Need a book? Engineering books recommendations...

Return to index: [Subject] [Thread] [Date] [Author]

RE: Coupled Shear Walls

[Subject Prev][Subject Next][Thread Prev][Thread Next]

Thanks Stan.


Actually, what I’m looking for is an analysis method for an existing URM masonry gable end wall with stacked openings [arched lintels, not steel]: a doorway at grade and a window above.  The spandrels, the masonry elements between the openings and above the window to the top of the wall, are seriously earthquake damaged with cracking patterns that indicate the spandrels cracked in shear and flexure as the piers each side deformed independently in flexure as cantilevers from the ground.  The piers each side are undamaged.


If analyzed by Appendix A of either the UCBC or the IEBC, the wall is O.K.; however, those codes do not address the spandrels between piers.

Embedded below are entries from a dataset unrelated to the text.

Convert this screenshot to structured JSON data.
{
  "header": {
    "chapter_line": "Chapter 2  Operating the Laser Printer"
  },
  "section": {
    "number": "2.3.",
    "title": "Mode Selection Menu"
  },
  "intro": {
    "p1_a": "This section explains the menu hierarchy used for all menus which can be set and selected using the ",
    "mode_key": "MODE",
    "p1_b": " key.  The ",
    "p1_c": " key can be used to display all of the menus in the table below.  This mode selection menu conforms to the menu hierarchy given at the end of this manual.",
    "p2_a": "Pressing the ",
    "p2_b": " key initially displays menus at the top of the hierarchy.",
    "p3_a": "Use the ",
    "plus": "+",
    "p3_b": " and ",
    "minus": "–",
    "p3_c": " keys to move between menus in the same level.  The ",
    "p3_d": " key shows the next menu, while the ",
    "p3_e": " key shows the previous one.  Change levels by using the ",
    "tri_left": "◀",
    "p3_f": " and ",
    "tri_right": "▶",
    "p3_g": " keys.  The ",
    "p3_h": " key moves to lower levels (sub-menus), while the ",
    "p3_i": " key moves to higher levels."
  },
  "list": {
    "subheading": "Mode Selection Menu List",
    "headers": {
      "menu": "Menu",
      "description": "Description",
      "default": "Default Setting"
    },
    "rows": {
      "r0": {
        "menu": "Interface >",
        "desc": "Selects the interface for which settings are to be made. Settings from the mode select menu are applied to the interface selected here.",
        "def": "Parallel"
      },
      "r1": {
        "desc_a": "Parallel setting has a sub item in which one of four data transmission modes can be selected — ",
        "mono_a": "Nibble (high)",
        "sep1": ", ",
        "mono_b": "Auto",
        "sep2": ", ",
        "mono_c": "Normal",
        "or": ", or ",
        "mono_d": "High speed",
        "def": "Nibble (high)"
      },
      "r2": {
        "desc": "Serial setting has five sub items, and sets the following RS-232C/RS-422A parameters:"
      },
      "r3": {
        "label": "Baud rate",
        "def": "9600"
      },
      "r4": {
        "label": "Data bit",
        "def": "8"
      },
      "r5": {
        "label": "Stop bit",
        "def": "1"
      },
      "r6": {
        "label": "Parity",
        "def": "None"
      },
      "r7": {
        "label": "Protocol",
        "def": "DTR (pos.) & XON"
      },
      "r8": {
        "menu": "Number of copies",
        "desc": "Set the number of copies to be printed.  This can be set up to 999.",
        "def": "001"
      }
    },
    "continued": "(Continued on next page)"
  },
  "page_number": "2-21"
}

The analysis method needs to take into account that the vertical deformation of the vertical edge of the pier at one edge of the spandrels is due to tension in the adjacent pier, and in the opposite direction at the other edge where the deformation is due to compression in the adjacent pier, forcing one spandrel edge upward, one downward.  These deformations are incompatible with the un-deformed effectively horizontal and rectangular shapes of the spandrels.  The effect is magnified toward the top of the wall: spandrels high in the wall tend to get beat up more than spandrels low in the wall.


Reinforcing for the spandrels that couple shear walls is discussed in Section 21.7.7 of ACI 319-02 and illustrated in figure 21.7.7.  This ACI Section assumes that the design forces and moments have been determined; my question is about how to determine them.


Nels Roselund, SE

South San Gabriel, CA




From: sscholl2(--nospam--at) [mailto:sscholl2(--nospam--at)]
Sent: Friday, October 27, 2006 11:42 AM
To: seaint(--nospam--at)
Subject: Re: Coupled Shear Walls


If I understand your question, I believe what is needed is to design each element (each of the shear walls in the same line) so that they each have approx. equal deflection. For example if a 4 ft. length wall is in line with a 10 ft. length wall, the 4 ft. wall might need plywood on both side with heavier nailing so that the deflection will equal the deflection of the 10 ft. long wall with plywood on only one side and with less nailing. And the hold downs will be different for each.

Stan Scholl, P.E.

Laguna Beach, CA